1. Incorporating white space into your template.
When you write a report it’s standard practice just to fill page after page with words. But just because you write it that way doesn’t mean it’s the best way to present your words to others.
A little white space can give your words breathing room. Even if it means reducing the type face, the result is worth it.
My suggestion, put your words into a basic 3 or 4 column grid for your final draft. But keep at least one column empty. Use it only for call-outs and captions. It can do wonders. Not sure how to do that? This post I wrote on creating a sidebar style one-pager in Adobe XD will give you the gist. Then just copy and paste the page until you have enough for your full report.
2. Designing your sections and subsections to create a rhythm.
Blank pages and empty color blocks might seem like wastes of space, but they can really set a nice rhythm for your reader to follow. This improves the overall skimmability and makes the report feel like more than just one continuous stream of thought.
All you really have to do is create a mostly blank page at the start of a new section. And possibly use some kind of color block or large header to denote section breaks. Also don’t be afraid to start the next section or subsection on a new page. This can give your reader a chance to catch their breath.
Ann K. Emery has a nice post that shows the value of sectioning. I suggest you check it out. A Two-Hour Turnaround: How to Transform a Text-Heavy Report into a Visual-Lite Report.
3. Making your colors consistent.
Color can be an incredibly useful tool in spotlighting specific information or differentiating important points. But you need to see color, not just in a single figure, but in the context of the whole report.
Far too often individual charts/tables/pictures get picked without regard to the other elements in the report. The result is a hodgepodge of colors that don’t fit together.
Before you finish with your report, go back through and make your colors consistent. If there is a reason to break the rule (to showcase a specific point) then do it intentionally. Haphazard colors and formats are quick tells that the report has been designed by an amateur.
Having trouble with colors, this post might be helpful: How to develop a data visualization color palette.
4. Add basic illustrations to create visual break points.
In a lot of reports you only find pictures when there is a chart to share.
But pictures can really help create break points, especially in long narrative sections. Skim readers often react to long narrative sections by skipping to the next section header or visual. So if you want them to stop and look more often, a mid-narrative illustration can really help.
And if it’s an evaluation report, you can always drop in one of my cartoons: 111 Evaluation Cartoons for Presentations and Blog Posts.
5. Systematically spotlight important takeaways.
The idea that your target report audience is going to pick up your report and read it like a book is a good bit outdated. That’s just not how people read. Especially since most reports now-a-days are going to be read on a screen.
Systematically spotlighting take-aways with call-out boxes can help you layout a broader narrative. Even if your reader only skims your report.

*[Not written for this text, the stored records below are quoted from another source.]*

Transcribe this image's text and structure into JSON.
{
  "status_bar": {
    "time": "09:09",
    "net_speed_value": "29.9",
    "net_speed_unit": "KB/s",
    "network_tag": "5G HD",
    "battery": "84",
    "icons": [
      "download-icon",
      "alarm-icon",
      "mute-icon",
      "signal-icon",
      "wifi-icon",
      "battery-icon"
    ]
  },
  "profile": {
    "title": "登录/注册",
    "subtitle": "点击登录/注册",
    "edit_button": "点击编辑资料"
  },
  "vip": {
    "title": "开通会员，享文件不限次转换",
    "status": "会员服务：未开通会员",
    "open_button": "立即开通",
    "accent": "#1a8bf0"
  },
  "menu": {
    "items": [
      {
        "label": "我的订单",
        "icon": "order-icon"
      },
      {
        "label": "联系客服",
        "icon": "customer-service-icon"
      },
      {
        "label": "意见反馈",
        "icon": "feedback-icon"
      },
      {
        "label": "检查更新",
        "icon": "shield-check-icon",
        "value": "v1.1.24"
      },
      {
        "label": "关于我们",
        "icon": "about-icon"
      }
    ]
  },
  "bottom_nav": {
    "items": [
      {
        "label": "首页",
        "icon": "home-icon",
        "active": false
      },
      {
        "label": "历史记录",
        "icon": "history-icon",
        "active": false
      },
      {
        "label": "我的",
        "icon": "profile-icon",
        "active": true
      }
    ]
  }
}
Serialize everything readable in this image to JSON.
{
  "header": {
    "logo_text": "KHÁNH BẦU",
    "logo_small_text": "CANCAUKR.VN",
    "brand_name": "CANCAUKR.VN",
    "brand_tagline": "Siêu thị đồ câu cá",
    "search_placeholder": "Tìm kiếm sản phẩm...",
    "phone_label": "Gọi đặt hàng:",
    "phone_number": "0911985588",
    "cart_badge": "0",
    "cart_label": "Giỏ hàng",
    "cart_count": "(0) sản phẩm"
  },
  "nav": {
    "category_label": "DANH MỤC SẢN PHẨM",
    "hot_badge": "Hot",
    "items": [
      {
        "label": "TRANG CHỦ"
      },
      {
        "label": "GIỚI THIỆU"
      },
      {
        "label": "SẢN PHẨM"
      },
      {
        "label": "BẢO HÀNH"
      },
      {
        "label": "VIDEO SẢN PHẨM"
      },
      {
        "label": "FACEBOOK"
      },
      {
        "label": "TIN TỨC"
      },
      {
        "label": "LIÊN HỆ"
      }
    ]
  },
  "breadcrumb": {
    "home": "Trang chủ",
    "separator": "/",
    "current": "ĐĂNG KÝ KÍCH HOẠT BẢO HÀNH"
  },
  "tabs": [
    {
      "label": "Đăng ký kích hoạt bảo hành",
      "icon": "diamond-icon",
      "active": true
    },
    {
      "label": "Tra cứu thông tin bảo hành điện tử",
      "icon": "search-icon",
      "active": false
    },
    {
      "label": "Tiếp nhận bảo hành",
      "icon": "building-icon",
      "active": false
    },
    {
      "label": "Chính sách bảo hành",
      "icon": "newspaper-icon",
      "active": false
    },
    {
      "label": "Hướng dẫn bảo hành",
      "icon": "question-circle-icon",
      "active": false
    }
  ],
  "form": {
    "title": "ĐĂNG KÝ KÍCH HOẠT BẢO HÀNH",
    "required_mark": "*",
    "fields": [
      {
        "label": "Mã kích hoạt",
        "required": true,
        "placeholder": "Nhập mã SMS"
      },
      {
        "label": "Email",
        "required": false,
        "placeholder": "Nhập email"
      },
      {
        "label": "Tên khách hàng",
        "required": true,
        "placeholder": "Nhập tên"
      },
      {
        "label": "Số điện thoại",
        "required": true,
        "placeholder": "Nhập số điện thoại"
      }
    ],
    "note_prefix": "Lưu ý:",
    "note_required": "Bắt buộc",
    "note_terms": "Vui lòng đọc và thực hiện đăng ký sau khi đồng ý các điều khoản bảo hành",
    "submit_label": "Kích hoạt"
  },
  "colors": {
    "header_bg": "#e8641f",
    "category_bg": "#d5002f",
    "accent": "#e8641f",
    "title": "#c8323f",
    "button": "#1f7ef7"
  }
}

If you’re interested in diving deeper into how people read, this Nielsen Norman Group post is a solid read: How People Read Online: New and Old Findings.
6. Review and revise as a skim reader.
Okay, so you can complain about how nobody takes the time to read anything but what good does that do. We are oversaturated with information. It overwhelms and reduces our ability to pay attention to even the things that are most important to us.
My suggestion, just understand that and adapt your report.
Your report should tell a story even to people who just skim it. But when you have your head down writing out all the stuff it’s hard to see what the skim reader will see.
So take 5 minutes and review the report like somebody who doesn’t have the time or attention span to properly review the report. What are they going to get out of it? Is there anything interesting that might really draw them in?
If not, don’t be surprised when nobody reads it.